# [What the task requires]
Please restate the entries verbatim. The copy should hold no pictures.

# [Provided material]
+++++
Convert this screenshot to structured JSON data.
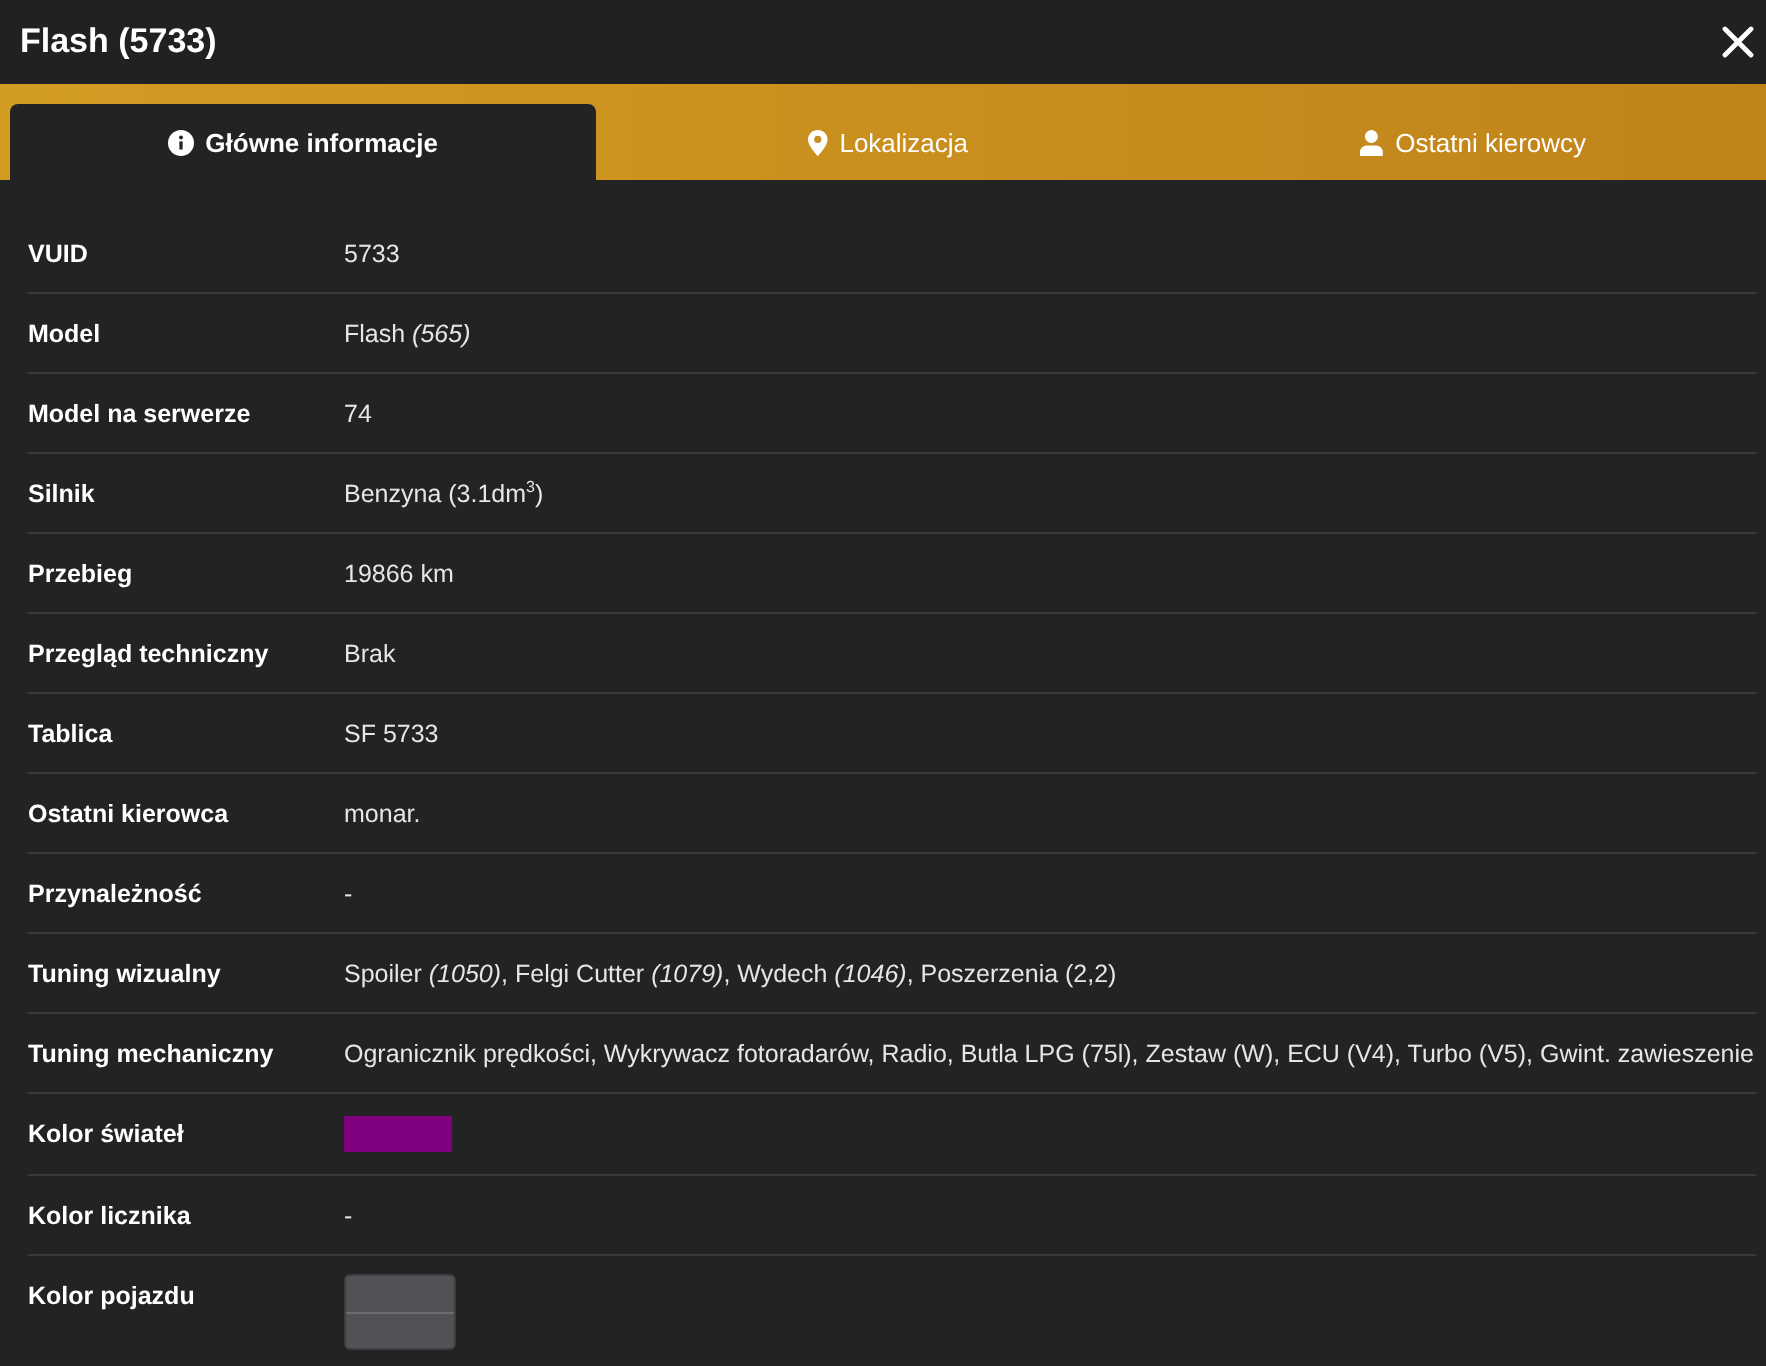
{
  "window": {
    "title": "Flash (5733)"
  },
  "tabs": [
    {
      "label": "Główne informacje",
      "selected": true
    },
    {
      "label": "Lokalizacja",
      "selected": false
    },
    {
      "label": "Ostatni kierowcy",
      "selected": false
    }
  ],
  "rows": [
    {
      "kind": "text",
      "label": "VUID",
      "value": "5733"
    },
    {
      "kind": "text",
      "label": "Model",
      "value": "Flash *(565)*"
    },
    {
      "kind": "text",
      "label": "Model na serwerze",
      "value": "74"
    },
    {
      "kind": "text",
      "label": "Silnik",
      "value": "Benzyna (3.1dm$^{3}$)"
    },
    {
      "kind": "text",
      "label": "Przebieg",
      "value": "19866 km"
    },
    {
      "kind": "text",
      "label": "Przegląd techniczny",
      "value": "Brak"
    },
    {
      "kind": "text",
      "label": "Tablica",
      "value": "SF 5733"
    },
    {
      "kind": "text",
      "label": "Ostatni kierowca",
      "value": "monar."
    },
    {
      "kind": "text",
      "label": "Przynależność",
      "value": "-"
    },
    {
      "kind": "text",
      "label": "Tuning wizualny",
      "value": "Spoiler *(1050)*, Felgi Cutter *(1079)*, Wydech *(1046)*, Poszerzenia (2,2)"
    },
    {
      "kind": "text",
      "label": "Tuning mechaniczny",
      "value": "Ogranicznik prędkości, Wykrywacz fotoradarów, Radio, Butla LPG (75l), Zestaw (W), ECU (V4), Turbo (V5), Gwint. zawieszenie"
    },
    {
      "kind": "color",
      "label": "Kolor świateł",
      "color": "#800080"
    },
    {
      "kind": "text",
      "label": "Kolor licznika",
      "value": "-"
    },
    {
      "kind": "paint",
      "label": "Kolor pojazdu",
      "colors": [
        {
          "color": "#525156"
        },
        {
          "color": "#525156"
        }
      ]
    }
  ]
}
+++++
# [Final answer]
Convert this screenshot to structured JSON data.
{
  "window": {
    "title": "Flash (5733)"
  },
  "tabs": [
    {
      "label": "Główne informacje",
      "selected": true
    },
    {
      "label": "Lokalizacja",
      "selected": false
    },
    {
      "label": "Ostatni kierowcy",
      "selected": false
    }
  ],
  "rows": [
    {
      "kind": "text",
      "label": "VUID",
      "value": "5733"
    },
    {
      "kind": "text",
      "label": "Model",
      "value": "Flash *(565)*"
    },
    {
      "kind": "text",
      "label": "Model na serwerze",
      "value": "74"
    },
    {
      "kind": "text",
      "label": "Silnik",
      "value": "Benzyna (3.1dm$^{3}$)"
    },
    {
      "kind": "text",
      "label": "Przebieg",
      "value": "19866 km"
    },
    {
      "kind": "text",
      "label": "Przegląd techniczny",
      "value": "Brak"
    },
    {
      "kind": "text",
      "label": "Tablica",
      "value": "SF 5733"
    },
    {
      "kind": "text",
      "label": "Ostatni kierowca",
      "value": "monar."
    },
    {
      "kind": "text",
      "label": "Przynależność",
      "value": "-"
    },
    {
      "kind": "text",
      "label": "Tuning wizualny",
      "value": "Spoiler *(1050)*, Felgi Cutter *(1079)*, Wydech *(1046)*, Poszerzenia (2,2)"
    },
    {
      "kind": "text",
      "label": "Tuning mechaniczny",
      "value": "Ogranicznik prędkości, Wykrywacz fotoradarów, Radio, Butla LPG (75l), Zestaw (W), ECU (V4), Turbo (V5), Gwint. zawieszenie"
    },
    {
      "kind": "color",
      "label": "Kolor świateł",
      "color": "#800080"
    },
    {
      "kind": "text",
      "label": "Kolor licznika",
      "value": "-"
    },
    {
      "kind": "paint",
      "label": "Kolor pojazdu",
      "colors": [
        {
          "color": "#525156"
        },
        {
          "color": "#525156"
        }
      ]
    }
  ]
}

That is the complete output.